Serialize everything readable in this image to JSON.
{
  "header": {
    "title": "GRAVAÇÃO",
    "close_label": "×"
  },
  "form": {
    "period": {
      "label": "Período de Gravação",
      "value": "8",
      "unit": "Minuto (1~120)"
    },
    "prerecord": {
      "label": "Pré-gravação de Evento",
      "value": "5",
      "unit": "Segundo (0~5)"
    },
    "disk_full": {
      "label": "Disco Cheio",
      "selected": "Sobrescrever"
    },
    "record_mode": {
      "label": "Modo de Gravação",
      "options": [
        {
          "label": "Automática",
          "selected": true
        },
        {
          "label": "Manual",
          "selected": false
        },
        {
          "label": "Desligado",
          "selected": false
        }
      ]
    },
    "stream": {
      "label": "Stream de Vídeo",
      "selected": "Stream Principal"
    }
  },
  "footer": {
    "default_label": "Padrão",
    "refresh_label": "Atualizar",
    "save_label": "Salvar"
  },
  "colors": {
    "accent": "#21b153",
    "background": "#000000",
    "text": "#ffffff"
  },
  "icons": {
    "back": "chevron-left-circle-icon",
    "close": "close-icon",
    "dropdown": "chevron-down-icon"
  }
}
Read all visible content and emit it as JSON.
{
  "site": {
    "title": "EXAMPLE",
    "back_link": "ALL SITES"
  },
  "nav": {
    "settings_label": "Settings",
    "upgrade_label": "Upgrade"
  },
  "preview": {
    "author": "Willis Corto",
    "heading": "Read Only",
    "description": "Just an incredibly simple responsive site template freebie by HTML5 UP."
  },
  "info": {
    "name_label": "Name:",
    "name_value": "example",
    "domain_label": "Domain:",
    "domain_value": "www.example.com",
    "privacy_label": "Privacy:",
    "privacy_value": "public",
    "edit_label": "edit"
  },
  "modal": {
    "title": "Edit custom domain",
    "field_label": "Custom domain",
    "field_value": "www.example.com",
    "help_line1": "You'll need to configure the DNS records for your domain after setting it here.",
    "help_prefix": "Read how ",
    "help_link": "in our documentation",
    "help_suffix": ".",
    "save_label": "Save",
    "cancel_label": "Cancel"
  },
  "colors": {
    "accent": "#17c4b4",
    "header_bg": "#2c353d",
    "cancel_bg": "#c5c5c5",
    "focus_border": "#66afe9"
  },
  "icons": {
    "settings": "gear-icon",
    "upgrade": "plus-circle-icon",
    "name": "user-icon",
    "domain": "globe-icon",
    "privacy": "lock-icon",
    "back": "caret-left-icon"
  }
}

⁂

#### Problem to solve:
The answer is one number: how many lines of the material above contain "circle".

#### Written answer:
2